A financial assistant work in a number of fields, including accounting, banking, auditing, and investment. Regardless of the specific field, a financial assistant must have a solid background in accounting, bookkeeping and taxation; they typically assist clients with project forecasts, budgets, cost analysis, and inventory calculations.
Financial assistants most often work in a traditional office setting during regular business hours. They are often busy, meeting with several clients a day. In these meetings they discuss topics such as budgets, forecasts, cost-benefit analyses, trend analysis, and forecasts; they may also produce financial statements. They give advice to their clients about projects, including whether it may be profitable and what the variable/fixed costs will be. They might also help to lead clients away from or prevent bankruptcy, downsizing, or closure.

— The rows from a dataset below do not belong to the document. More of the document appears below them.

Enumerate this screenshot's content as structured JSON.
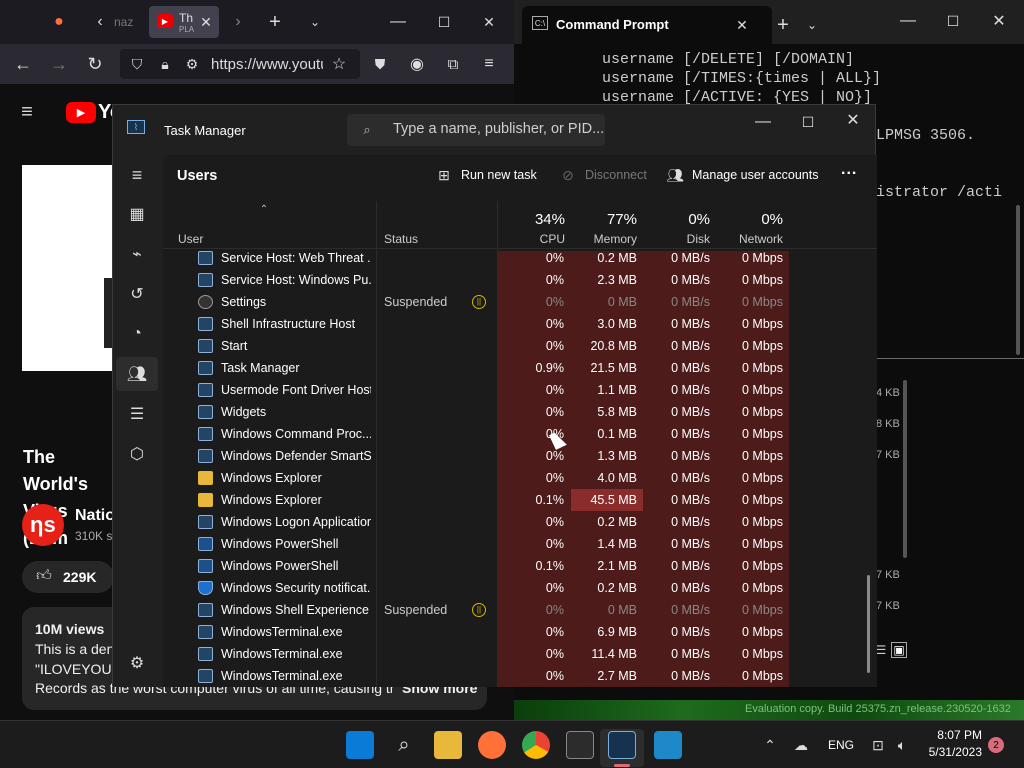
{
  "browser": {
    "tab_title_1": "naz",
    "tab_title_2": "Th",
    "tab_sub_2": "PLA",
    "url": "https://www.youtu",
    "video_title": "The World's Virus (Dem",
    "channel_name": "Natio",
    "channel_subs": "310K s",
    "likes": "229K",
    "views": "10M views",
    "desc_line1": "This is a den",
    "desc_line2": "\"ILOVEYOU\")",
    "desc_line3": "Records as the worst computer virus of all time, causing tr",
    "show_more": "Show more"
  },
  "cmd": {
    "tab_title": "Command Prompt",
    "lines": [
      "username [/DELETE] [/DOMAIN]",
      "username [/TIMES:{times | ALL}]",
      "username [/ACTIVE: {YES | NO}]"
    ],
    "line_frag1": "LPMSG 3506.",
    "line_frag2": "istrator /acti",
    "sizes": [
      "4 KB",
      "8 KB",
      "7 KB",
      "7 KB",
      "7 KB"
    ],
    "eval_text": "Evaluation copy. Build 25375.zn_release.230520-1632"
  },
  "taskmgr": {
    "title": "Task Manager",
    "search_placeholder": "Type a name, publisher, or PID...",
    "page_title": "Users",
    "run_new_task": "Run new task",
    "disconnect": "Disconnect",
    "manage_accounts": "Manage user accounts",
    "more": "...",
    "columns": {
      "user": "User",
      "status": "Status",
      "cpu_pct": "34%",
      "cpu": "CPU",
      "mem_pct": "77%",
      "memory": "Memory",
      "disk_pct": "0%",
      "disk": "Disk",
      "net_pct": "0%",
      "network": "Network"
    },
    "rows": [
      {
        "name": "Service Host: Web Threat ...",
        "status": "",
        "cpu": "0%",
        "mem": "0.2 MB",
        "disk": "0 MB/s",
        "net": "0 Mbps"
      },
      {
        "name": "Service Host: Windows Pu...",
        "status": "",
        "cpu": "0%",
        "mem": "2.3 MB",
        "disk": "0 MB/s",
        "net": "0 Mbps"
      },
      {
        "name": "Settings",
        "status": "Suspended",
        "cpu": "0%",
        "mem": "0 MB",
        "disk": "0 MB/s",
        "net": "0 Mbps"
      },
      {
        "name": "Shell Infrastructure Host",
        "status": "",
        "cpu": "0%",
        "mem": "3.0 MB",
        "disk": "0 MB/s",
        "net": "0 Mbps"
      },
      {
        "name": "Start",
        "status": "",
        "cpu": "0%",
        "mem": "20.8 MB",
        "disk": "0 MB/s",
        "net": "0 Mbps"
      },
      {
        "name": "Task Manager",
        "status": "",
        "cpu": "0.9%",
        "mem": "21.5 MB",
        "disk": "0 MB/s",
        "net": "0 Mbps"
      },
      {
        "name": "Usermode Font Driver Host",
        "status": "",
        "cpu": "0%",
        "mem": "1.1 MB",
        "disk": "0 MB/s",
        "net": "0 Mbps"
      },
      {
        "name": "Widgets",
        "status": "",
        "cpu": "0%",
        "mem": "5.8 MB",
        "disk": "0 MB/s",
        "net": "0 Mbps"
      },
      {
        "name": "Windows Command Proc...",
        "status": "",
        "cpu": "0%",
        "mem": "0.1 MB",
        "disk": "0 MB/s",
        "net": "0 Mbps"
      },
      {
        "name": "Windows Defender SmartS...",
        "status": "",
        "cpu": "0%",
        "mem": "1.3 MB",
        "disk": "0 MB/s",
        "net": "0 Mbps"
      },
      {
        "name": "Windows Explorer",
        "status": "",
        "cpu": "0%",
        "mem": "4.0 MB",
        "disk": "0 MB/s",
        "net": "0 Mbps"
      },
      {
        "name": "Windows Explorer",
        "status": "",
        "cpu": "0.1%",
        "mem": "45.5 MB",
        "disk": "0 MB/s",
        "net": "0 Mbps"
      },
      {
        "name": "Windows Logon Application",
        "status": "",
        "cpu": "0%",
        "mem": "0.2 MB",
        "disk": "0 MB/s",
        "net": "0 Mbps"
      },
      {
        "name": "Windows PowerShell",
        "status": "",
        "cpu": "0%",
        "mem": "1.4 MB",
        "disk": "0 MB/s",
        "net": "0 Mbps"
      },
      {
        "name": "Windows PowerShell",
        "status": "",
        "cpu": "0.1%",
        "mem": "2.1 MB",
        "disk": "0 MB/s",
        "net": "0 Mbps"
      },
      {
        "name": "Windows Security notificat...",
        "status": "",
        "cpu": "0%",
        "mem": "0.2 MB",
        "disk": "0 MB/s",
        "net": "0 Mbps"
      },
      {
        "name": "Windows Shell Experience ...",
        "status": "Suspended",
        "cpu": "0%",
        "mem": "0 MB",
        "disk": "0 MB/s",
        "net": "0 Mbps"
      },
      {
        "name": "WindowsTerminal.exe",
        "status": "",
        "cpu": "0%",
        "mem": "6.9 MB",
        "disk": "0 MB/s",
        "net": "0 Mbps"
      },
      {
        "name": "WindowsTerminal.exe",
        "status": "",
        "cpu": "0%",
        "mem": "11.4 MB",
        "disk": "0 MB/s",
        "net": "0 Mbps"
      },
      {
        "name": "WindowsTerminal.exe",
        "status": "",
        "cpu": "0%",
        "mem": "2.7 MB",
        "disk": "0 MB/s",
        "net": "0 Mbps"
      }
    ]
  },
  "taskbar": {
    "lang": "ENG",
    "time": "8:07 PM",
    "date": "5/31/2023",
    "notif_count": "2"
  }
}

A bachelor's degree in finance or accounting is typical, and the financial assistant might also possess other qualifications (such as a Certified Public Accountant, or CPA, license). The work they do is mainly mental and requires excellent attention to detail. They must be familiar with computers and fluent with programs such as Microsoft Excel, Access, and Intuit Quickbooks.
Financial Assistant Tasks

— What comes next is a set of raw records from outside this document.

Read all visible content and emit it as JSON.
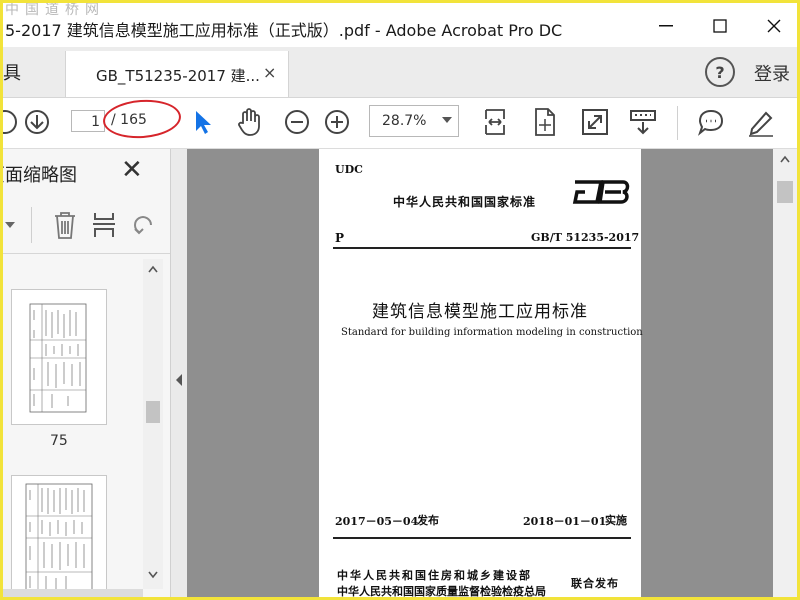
{
  "window": {
    "title": "5-2017 建筑信息模型施工应用标准（正式版）.pdf - Adobe Acrobat Pro DC",
    "watermark": "中国道桥网"
  },
  "tabs": {
    "tools_label": "具",
    "doc_tab_label": "GB_T51235-2017 建...",
    "close_glyph": "×",
    "help_glyph": "?",
    "login_label": "登录"
  },
  "toolbar": {
    "page_current": "1",
    "page_total": "/ 165",
    "zoom": "28.7%",
    "highlight_color": "#d6252b",
    "accent_color": "#1473e6"
  },
  "sidebar": {
    "title": "页面缩略图",
    "close_glyph": "✕",
    "thumbnail_labels": [
      "75"
    ]
  },
  "document": {
    "udc": "UDC",
    "issuer_line": "中华人民共和国国家标准",
    "gb_logo": "GB",
    "category": "P",
    "std_number": "GB/T 51235-2017",
    "title_zh": "建筑信息模型施工应用标准",
    "title_en": "Standard for building information modeling in construction",
    "issue_date": "2017－05－04",
    "issue_word": "发布",
    "impl_date": "2018－01－01",
    "impl_word": "实施",
    "publisher1": "中华人民共和国住房和城乡建设部",
    "publisher2": "中华人民共和国国家质量监督检验检疫总局",
    "joint_publish": "联合发布"
  },
  "icons": [
    "scroll-up-icon",
    "scroll-down-icon",
    "select-cursor-icon",
    "hand-tool-icon",
    "zoom-out-icon",
    "zoom-in-icon",
    "fit-width-icon",
    "fit-page-icon",
    "full-screen-icon",
    "read-mode-icon",
    "comment-icon",
    "sign-pen-icon",
    "delete-icon",
    "extract-page-icon",
    "undo-icon"
  ]
}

Research, collect, and enter financial data to reconcile and update accounts.
Oversee payroll, timesheets, and insurance payments.

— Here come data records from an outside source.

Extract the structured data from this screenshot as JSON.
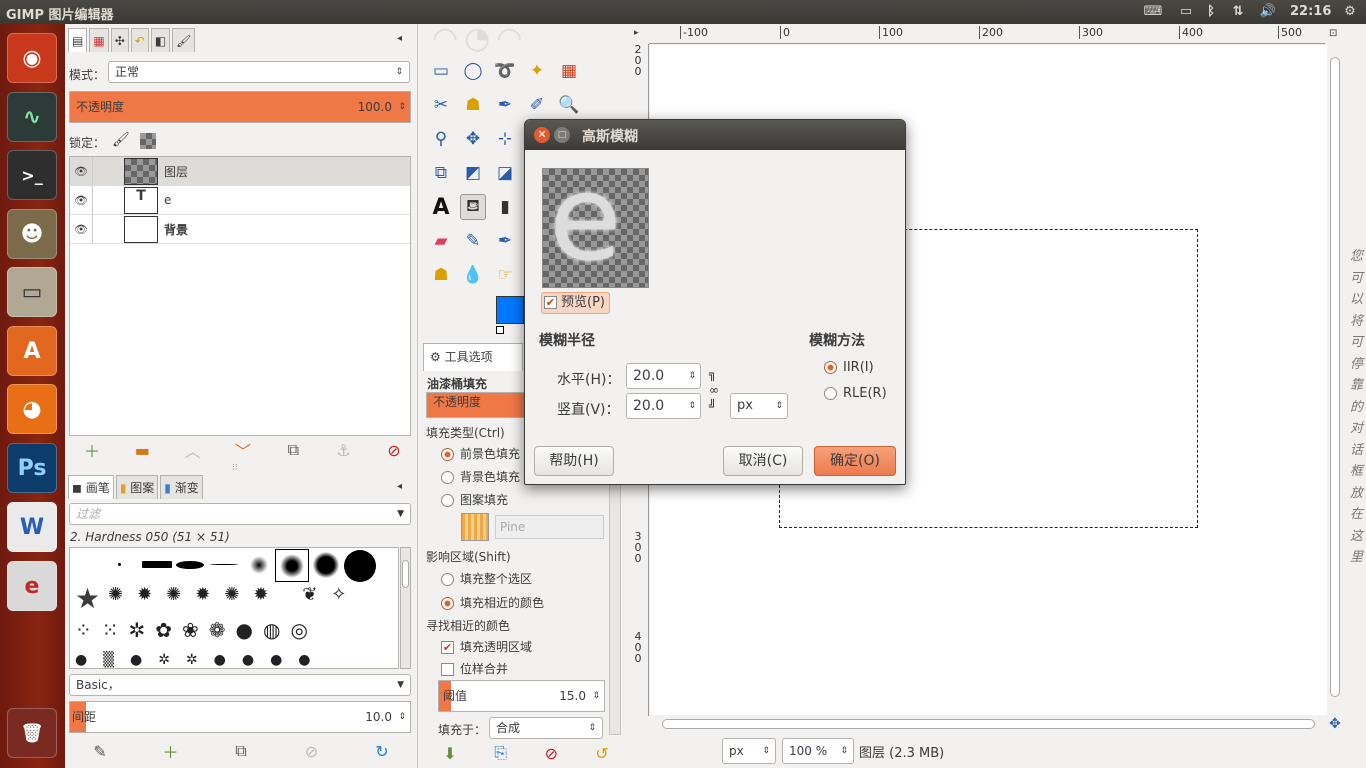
{
  "topbar": {
    "title": "GIMP 图片编辑器",
    "time": "22:16"
  },
  "launcher": {
    "items": [
      {
        "name": "ubuntu-dash",
        "label": "◉",
        "color": "#c7391a"
      },
      {
        "name": "system-monitor",
        "label": "∿",
        "color": "#2c3b38"
      },
      {
        "name": "terminal",
        "label": ">_",
        "color": "#2e2e2e"
      },
      {
        "name": "gimp",
        "label": "☻",
        "color": "#7b6b4b"
      },
      {
        "name": "files",
        "label": "▭",
        "color": "#b1a894"
      },
      {
        "name": "software-center",
        "label": "A",
        "color": "#e3681f"
      },
      {
        "name": "firefox",
        "label": "◕",
        "color": "#e86f16"
      },
      {
        "name": "photoshop",
        "label": "Ps",
        "color": "#0d3c6a"
      },
      {
        "name": "wps-writer",
        "label": "W",
        "color": "#2a5cba"
      },
      {
        "name": "pdf-viewer",
        "label": "e",
        "color": "#d9d9d9"
      }
    ]
  },
  "layers": {
    "mode_label": "模式：",
    "mode_value": "正常",
    "opacity_label": "不透明度",
    "opacity_value": "100.0",
    "lock_label": "锁定：",
    "rows": [
      {
        "name": "图层",
        "bold": false
      },
      {
        "name": "e",
        "bold": false
      },
      {
        "name": "背景",
        "bold": true
      }
    ]
  },
  "brushes": {
    "tabs": [
      "画笔",
      "图案",
      "渐变"
    ],
    "filter_placeholder": "过滤",
    "current": "2. Hardness 050 (51 × 51)",
    "set": "Basic，",
    "spacing_label": "间距",
    "spacing_value": "10.0"
  },
  "tool_options": {
    "tab": "工具选项",
    "tool_name": "油漆桶填充",
    "opacity_label": "不透明度",
    "fill_type_label": "填充类型(Ctrl)",
    "fill_fg": "前景色填充",
    "fill_bg": "背景色填充",
    "fill_pattern": "图案填充",
    "pattern_name": "Pine",
    "affected_label": "影响区域(Shift)",
    "fill_selection": "填充整个选区",
    "fill_similar": "填充相近的颜色",
    "find_similar_label": "寻找相近的颜色",
    "fill_transparent": "填充透明区域",
    "sample_merged": "位样合并",
    "threshold_label": "阈值",
    "threshold_value": "15.0",
    "fill_by_label": "填充于：",
    "fill_by_value": "合成"
  },
  "dialog": {
    "title": "高斯模糊",
    "preview_label": "预览(P)",
    "radius_label": "模糊半径",
    "horizontal_label": "水平(H)：",
    "horizontal_value": "20.0",
    "vertical_label": "竖直(V)：",
    "vertical_value": "20.0",
    "unit": "px",
    "method_label": "模糊方法",
    "method_iir": "IIR(I)",
    "method_rle": "RLE(R)",
    "help": "帮助(H)",
    "cancel": "取消(C)",
    "ok": "确定(O)"
  },
  "canvas": {
    "hruler": [
      "-100",
      "0",
      "100",
      "200",
      "300",
      "400",
      "500"
    ],
    "vruler_top": [
      "2",
      "0",
      "0"
    ],
    "vruler_mid": [
      "3",
      "0",
      "0"
    ],
    "vruler_bot": [
      "4",
      "0",
      "0"
    ],
    "side_text": [
      "您",
      "可",
      "以",
      "将",
      "可",
      "停",
      "靠",
      "的",
      "对",
      "话",
      "框",
      "放",
      "在",
      "这",
      "里"
    ]
  },
  "statusbar": {
    "unit": "px",
    "zoom": "100 %",
    "info": "图层 (2.3 MB)"
  },
  "colors": {
    "accent": "#f07746",
    "fg_color": "#0078ff",
    "launcher": "#8a2512"
  }
}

Use accounting software to document accounts receivable and accounts payable.
Complete periodic reports and identify ongoing problems.